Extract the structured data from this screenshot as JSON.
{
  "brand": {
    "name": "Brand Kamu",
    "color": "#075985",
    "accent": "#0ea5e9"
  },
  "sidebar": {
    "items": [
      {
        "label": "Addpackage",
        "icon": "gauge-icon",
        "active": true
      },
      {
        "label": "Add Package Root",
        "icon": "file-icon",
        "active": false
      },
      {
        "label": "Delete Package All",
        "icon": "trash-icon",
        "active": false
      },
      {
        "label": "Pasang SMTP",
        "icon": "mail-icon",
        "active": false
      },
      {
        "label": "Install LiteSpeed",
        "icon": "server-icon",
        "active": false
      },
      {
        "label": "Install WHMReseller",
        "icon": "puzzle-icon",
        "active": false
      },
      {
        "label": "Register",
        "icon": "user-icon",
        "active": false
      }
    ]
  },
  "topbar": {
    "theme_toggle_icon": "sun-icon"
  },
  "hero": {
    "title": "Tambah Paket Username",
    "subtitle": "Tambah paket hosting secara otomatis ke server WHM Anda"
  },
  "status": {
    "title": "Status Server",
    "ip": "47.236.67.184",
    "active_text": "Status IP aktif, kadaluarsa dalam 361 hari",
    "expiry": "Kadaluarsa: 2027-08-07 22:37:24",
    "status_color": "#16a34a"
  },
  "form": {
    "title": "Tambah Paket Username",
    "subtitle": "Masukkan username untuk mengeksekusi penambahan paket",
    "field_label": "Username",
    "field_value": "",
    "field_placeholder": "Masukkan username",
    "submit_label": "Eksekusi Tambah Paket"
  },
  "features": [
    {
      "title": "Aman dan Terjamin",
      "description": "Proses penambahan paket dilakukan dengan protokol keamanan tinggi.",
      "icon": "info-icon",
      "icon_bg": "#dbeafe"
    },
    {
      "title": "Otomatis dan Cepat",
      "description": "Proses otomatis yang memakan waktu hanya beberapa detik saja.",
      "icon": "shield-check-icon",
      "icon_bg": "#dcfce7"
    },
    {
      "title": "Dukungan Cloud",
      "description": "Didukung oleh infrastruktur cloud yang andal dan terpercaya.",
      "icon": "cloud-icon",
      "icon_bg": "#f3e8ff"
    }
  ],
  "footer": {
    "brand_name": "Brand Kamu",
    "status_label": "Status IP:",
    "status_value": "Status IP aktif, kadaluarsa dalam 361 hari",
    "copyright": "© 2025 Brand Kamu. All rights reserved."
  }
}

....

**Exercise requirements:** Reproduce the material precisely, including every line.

**Exercise solution:**
Extract the structured data from this screenshot as JSON.
{
  "brand": {
    "name": "Brand Kamu",
    "color": "#075985",
    "accent": "#0ea5e9"
  },
  "sidebar": {
    "items": [
      {
        "label": "Addpackage",
        "icon": "gauge-icon",
        "active": true
      },
      {
        "label": "Add Package Root",
        "icon": "file-icon",
        "active": false
      },
      {
        "label": "Delete Package All",
        "icon": "trash-icon",
        "active": false
      },
      {
        "label": "Pasang SMTP",
        "icon": "mail-icon",
        "active": false
      },
      {
        "label": "Install LiteSpeed",
        "icon": "server-icon",
        "active": false
      },
      {
        "label": "Install WHMReseller",
        "icon": "puzzle-icon",
        "active": false
      },
      {
        "label": "Register",
        "icon": "user-icon",
        "active": false
      }
    ]
  },
  "topbar": {
    "theme_toggle_icon": "sun-icon"
  },
  "hero": {
    "title": "Tambah Paket Username",
    "subtitle": "Tambah paket hosting secara otomatis ke server WHM Anda"
  },
  "status": {
    "title": "Status Server",
    "ip": "47.236.67.184",
    "active_text": "Status IP aktif, kadaluarsa dalam 361 hari",
    "expiry": "Kadaluarsa: 2027-08-07 22:37:24",
    "status_color": "#16a34a"
  },
  "form": {
    "title": "Tambah Paket Username",
    "subtitle": "Masukkan username untuk mengeksekusi penambahan paket",
    "field_label": "Username",
    "field_value": "",
    "field_placeholder": "Masukkan username",
    "submit_label": "Eksekusi Tambah Paket"
  },
  "features": [
    {
      "title": "Aman dan Terjamin",
      "description": "Proses penambahan paket dilakukan dengan protokol keamanan tinggi.",
      "icon": "info-icon",
      "icon_bg": "#dbeafe"
    },
    {
      "title": "Otomatis dan Cepat",
      "description": "Proses otomatis yang memakan waktu hanya beberapa detik saja.",
      "icon": "shield-check-icon",
      "icon_bg": "#dcfce7"
    },
    {
      "title": "Dukungan Cloud",
      "description": "Didukung oleh infrastruktur cloud yang andal dan terpercaya.",
      "icon": "cloud-icon",
      "icon_bg": "#f3e8ff"
    }
  ],
  "footer": {
    "brand_name": "Brand Kamu",
    "status_label": "Status IP:",
    "status_value": "Status IP aktif, kadaluarsa dalam 361 hari",
    "copyright": "© 2025 Brand Kamu. All rights reserved."
  }
}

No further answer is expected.